● What is expected: Copy out all lines in the data below containing the string "answer".

*** Opening Provided data ***

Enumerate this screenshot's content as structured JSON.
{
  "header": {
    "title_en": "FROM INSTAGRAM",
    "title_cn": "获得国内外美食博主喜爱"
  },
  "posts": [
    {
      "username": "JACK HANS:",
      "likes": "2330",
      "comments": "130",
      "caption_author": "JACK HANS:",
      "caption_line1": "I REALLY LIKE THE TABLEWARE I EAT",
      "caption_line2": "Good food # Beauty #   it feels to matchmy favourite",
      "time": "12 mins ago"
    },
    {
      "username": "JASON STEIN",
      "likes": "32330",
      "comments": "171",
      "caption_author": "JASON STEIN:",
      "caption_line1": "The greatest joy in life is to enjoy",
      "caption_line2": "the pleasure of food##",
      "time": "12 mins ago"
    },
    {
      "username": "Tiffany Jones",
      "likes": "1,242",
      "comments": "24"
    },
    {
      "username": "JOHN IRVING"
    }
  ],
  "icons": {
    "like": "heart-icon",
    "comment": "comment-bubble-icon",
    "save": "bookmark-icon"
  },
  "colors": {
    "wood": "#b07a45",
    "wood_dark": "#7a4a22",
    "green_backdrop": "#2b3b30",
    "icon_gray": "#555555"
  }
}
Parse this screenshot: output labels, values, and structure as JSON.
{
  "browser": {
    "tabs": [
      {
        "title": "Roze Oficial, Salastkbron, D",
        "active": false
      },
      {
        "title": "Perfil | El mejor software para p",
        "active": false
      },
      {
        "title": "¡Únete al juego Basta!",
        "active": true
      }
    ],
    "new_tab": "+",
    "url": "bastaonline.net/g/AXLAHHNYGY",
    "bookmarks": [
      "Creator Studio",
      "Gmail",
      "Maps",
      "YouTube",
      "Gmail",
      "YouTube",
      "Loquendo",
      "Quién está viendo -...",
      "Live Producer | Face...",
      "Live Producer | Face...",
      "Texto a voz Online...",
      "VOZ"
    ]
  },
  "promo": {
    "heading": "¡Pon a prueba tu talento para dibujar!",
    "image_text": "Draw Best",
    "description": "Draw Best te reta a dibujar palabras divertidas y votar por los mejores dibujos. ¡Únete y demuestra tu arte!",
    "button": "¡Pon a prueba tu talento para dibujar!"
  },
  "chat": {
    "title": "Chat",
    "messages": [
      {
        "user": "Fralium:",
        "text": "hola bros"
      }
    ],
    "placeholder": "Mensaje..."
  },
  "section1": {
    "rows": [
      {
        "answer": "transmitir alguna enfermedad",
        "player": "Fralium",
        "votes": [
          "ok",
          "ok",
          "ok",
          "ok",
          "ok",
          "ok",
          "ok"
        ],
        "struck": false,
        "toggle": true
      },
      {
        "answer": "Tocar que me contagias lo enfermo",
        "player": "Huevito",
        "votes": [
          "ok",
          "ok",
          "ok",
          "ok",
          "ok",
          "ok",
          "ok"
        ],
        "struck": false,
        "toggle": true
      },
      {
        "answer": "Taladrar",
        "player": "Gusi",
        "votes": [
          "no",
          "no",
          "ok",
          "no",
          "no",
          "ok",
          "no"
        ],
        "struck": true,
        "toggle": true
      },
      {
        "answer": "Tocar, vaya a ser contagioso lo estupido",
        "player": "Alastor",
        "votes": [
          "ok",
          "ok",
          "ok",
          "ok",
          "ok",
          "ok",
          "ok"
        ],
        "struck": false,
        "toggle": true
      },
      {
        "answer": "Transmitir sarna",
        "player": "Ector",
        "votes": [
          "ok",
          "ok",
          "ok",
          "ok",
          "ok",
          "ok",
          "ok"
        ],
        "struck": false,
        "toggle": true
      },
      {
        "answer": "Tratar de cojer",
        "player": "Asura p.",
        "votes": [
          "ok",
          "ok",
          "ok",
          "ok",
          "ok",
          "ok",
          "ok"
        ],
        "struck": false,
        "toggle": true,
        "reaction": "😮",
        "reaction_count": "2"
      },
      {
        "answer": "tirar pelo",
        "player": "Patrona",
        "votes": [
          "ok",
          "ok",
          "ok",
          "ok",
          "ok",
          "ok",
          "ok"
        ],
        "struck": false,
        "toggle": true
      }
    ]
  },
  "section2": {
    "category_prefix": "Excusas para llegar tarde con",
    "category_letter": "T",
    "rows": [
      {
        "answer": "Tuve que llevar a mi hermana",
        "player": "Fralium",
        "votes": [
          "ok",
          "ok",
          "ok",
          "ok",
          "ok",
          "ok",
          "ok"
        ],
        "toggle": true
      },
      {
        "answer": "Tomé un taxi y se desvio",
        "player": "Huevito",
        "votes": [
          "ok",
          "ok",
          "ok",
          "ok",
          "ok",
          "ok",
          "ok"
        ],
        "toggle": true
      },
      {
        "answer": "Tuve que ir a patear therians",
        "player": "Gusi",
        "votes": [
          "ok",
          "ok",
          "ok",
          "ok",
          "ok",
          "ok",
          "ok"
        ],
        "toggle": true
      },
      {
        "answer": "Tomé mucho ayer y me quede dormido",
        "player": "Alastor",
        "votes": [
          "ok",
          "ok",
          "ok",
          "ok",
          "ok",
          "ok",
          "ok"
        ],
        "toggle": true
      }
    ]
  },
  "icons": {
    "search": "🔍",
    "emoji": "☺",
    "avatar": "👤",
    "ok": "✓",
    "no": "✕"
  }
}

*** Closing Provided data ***

● Exercise output:
        "answer": "transmitir alguna enfermedad",
        "answer": "Tocar que me contagias lo enfermo",
        "answer": "Taladrar",
        "answer": "Tocar, vaya a ser contagioso lo estupido",
        "answer": "Transmitir sarna",
        "answer": "Tratar de cojer",
        "answer": "tirar pelo",
        "answer": "Tuve que llevar a mi hermana",
        "answer": "Tomé un taxi y se desvio",
        "answer": "Tuve que ir a patear therians",
        "answer": "Tomé mucho ayer y me quede dormido",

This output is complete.